The ATENEA project aims to join deeply integrated GNSS/INS receiver architectures and LiDAR techniques to provide an advanced navigation solution. The approach is suitable for a wide range of surveying applications in difficult environments - urban mapping has been selected as a reference case.
Urban mapping by LiDAR images is already an active domain but today is only viable using high-end systems with a unitary cost in the order of €amp; 800 000. On the technical level, geo-location and reference for scanned LiDAR observables is provided nowadays by loosely coupled GPS receivers and INS, leading to a lack of performance in urban scenarios with poor satellite visibility and harsh multipath conditions.
ATENEA will tackle the most challenging issues with this type of application, showing how the use of Galileo signals, integrated positioning and observable processing can combine to solve the more severe technical issues (robustness and continuity), increase accuracy and drastically reduce the system’s cost.
The goal of the ATENEA project is to:
- develop an advanced technology concept for seamless navigation at the centimetre-level, regardless of the environment;
- integrate the complementary capabilities of GNSS, inertial navigation and object feature-based navigation from LiDAR sensors, thus reducing the costs of the currently expensive LiDAR devices for precise laser scanning;
- demonstrate the concept by implementing the developed algorithms in a dedicated SW simulation platform;
- perform a validation campaign focused on urban environment, including both synthetic and real measurements.
Current state-of-the-art of hybridisation applications will be improved with ultra-tight integration of the inertial sensors, navigation processor and signal processing tracking loops, adding additional robustness under high-user dynamics and SIS signal blockages.
The Galileo signal capabilities will be exploited and errors in the pseudo-range observables will be reduced to the minimum, using dedicated multipath and interference mitigation techniques and taking benefit of the new Galileo L1 MBOC and E5 AltBOC signals.
The different algorithms will be developed and tested in a SW environment, and a field campaign with real data will also be carried out. The developed technologies will be investigated down to a pre-industrialised solution ready to be integrated in a professional receiver.
The potential impact of the ATENEA technology is related to the ability to navigate at a 1-s accuracy level ranging from 0.05 to 0.50 m in urban areas. This capacity is an enabler for numerous outdoor – and even some indoor – applications. This capacity is the result of integrating three different, mutually complementary technology principles: GNSS ranging, inertial sensing and LiDAR ranging.

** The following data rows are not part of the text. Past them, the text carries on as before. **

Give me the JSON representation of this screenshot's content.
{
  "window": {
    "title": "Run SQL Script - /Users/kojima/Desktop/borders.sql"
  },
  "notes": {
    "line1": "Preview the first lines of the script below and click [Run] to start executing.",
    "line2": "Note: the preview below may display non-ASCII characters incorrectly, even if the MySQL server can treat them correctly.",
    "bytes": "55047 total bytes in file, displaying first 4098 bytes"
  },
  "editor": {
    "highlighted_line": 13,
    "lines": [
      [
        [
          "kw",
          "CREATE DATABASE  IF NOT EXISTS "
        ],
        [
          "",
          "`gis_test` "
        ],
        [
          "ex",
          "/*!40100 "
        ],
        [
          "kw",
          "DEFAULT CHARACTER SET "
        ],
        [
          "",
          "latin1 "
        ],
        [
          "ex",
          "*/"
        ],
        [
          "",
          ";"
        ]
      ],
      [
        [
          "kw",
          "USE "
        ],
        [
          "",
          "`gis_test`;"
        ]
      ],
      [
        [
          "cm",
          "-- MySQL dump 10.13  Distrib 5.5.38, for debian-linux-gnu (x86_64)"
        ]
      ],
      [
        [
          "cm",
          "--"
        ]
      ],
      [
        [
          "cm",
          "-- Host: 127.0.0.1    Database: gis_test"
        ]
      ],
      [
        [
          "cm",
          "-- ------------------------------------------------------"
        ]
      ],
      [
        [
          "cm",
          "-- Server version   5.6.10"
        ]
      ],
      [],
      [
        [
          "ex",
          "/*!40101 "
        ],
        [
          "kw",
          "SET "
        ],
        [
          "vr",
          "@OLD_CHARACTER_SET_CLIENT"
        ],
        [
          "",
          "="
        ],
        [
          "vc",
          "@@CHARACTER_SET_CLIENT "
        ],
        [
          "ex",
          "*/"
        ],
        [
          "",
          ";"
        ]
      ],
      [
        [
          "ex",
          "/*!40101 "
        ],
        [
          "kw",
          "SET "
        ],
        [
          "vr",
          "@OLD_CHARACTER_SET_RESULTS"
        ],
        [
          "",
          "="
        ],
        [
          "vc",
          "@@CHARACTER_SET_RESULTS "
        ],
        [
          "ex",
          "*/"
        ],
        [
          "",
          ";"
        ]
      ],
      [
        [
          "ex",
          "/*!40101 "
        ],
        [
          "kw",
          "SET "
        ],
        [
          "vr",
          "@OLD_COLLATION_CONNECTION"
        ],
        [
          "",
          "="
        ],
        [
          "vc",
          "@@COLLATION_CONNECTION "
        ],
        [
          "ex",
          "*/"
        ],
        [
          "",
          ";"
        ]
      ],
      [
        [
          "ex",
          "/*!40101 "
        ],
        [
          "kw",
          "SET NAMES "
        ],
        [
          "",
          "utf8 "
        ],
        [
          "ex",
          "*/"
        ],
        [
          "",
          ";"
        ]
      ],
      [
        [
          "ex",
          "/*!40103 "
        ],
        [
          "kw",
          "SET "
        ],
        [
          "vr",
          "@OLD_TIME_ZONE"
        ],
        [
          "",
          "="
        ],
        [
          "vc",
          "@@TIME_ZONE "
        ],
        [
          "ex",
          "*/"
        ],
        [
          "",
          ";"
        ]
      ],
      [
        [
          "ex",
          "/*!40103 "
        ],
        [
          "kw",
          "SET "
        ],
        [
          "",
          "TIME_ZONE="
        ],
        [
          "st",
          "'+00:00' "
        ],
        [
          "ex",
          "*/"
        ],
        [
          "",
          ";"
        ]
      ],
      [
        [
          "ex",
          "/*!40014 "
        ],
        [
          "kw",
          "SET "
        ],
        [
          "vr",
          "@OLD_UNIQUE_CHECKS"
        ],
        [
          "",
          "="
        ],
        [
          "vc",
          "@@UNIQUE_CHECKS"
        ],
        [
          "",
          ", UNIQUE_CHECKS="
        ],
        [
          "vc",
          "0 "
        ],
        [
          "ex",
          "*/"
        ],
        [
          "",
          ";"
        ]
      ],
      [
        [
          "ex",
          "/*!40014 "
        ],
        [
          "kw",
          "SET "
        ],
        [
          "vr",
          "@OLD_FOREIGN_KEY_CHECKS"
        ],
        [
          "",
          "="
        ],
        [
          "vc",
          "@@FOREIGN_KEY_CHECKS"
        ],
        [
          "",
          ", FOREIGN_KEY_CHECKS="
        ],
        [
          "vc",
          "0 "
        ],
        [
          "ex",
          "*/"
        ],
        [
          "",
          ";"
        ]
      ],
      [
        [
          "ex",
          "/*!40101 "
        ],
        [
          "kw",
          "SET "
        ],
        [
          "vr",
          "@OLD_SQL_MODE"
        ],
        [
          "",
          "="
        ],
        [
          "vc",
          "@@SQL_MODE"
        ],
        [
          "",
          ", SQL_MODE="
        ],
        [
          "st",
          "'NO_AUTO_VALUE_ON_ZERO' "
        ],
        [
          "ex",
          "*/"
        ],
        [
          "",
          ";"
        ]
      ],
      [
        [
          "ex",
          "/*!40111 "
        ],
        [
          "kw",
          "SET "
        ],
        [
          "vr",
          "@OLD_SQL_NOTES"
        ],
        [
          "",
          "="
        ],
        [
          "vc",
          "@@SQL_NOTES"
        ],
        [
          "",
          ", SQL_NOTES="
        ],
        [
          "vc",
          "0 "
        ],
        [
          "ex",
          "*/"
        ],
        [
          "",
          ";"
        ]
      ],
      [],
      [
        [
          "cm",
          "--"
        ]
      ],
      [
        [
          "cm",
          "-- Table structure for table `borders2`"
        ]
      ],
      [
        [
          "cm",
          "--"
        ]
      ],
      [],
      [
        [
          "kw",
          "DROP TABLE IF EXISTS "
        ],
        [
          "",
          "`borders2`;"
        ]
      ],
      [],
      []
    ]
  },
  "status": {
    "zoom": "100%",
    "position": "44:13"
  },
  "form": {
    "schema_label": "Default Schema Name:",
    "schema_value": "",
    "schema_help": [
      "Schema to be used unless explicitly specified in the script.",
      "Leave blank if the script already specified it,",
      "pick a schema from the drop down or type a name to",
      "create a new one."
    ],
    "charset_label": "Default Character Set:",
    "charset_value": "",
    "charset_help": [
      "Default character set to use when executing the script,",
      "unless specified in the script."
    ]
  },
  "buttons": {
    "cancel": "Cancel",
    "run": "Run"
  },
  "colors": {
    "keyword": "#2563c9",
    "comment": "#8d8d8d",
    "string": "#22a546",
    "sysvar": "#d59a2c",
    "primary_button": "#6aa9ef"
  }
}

Among other applications, the technology to be developed under ATENEA will be key for the third generation mapping paradigm, terrestrial mobile mapping: 3D Earth surface models that will include 3D urban city models. Three-dimensional models of the Earth surface must be elaborated by combining data from aerial/satellite and terrestrial missions. ATENEA is the enabler for terrestrial geo-data acquisition missions.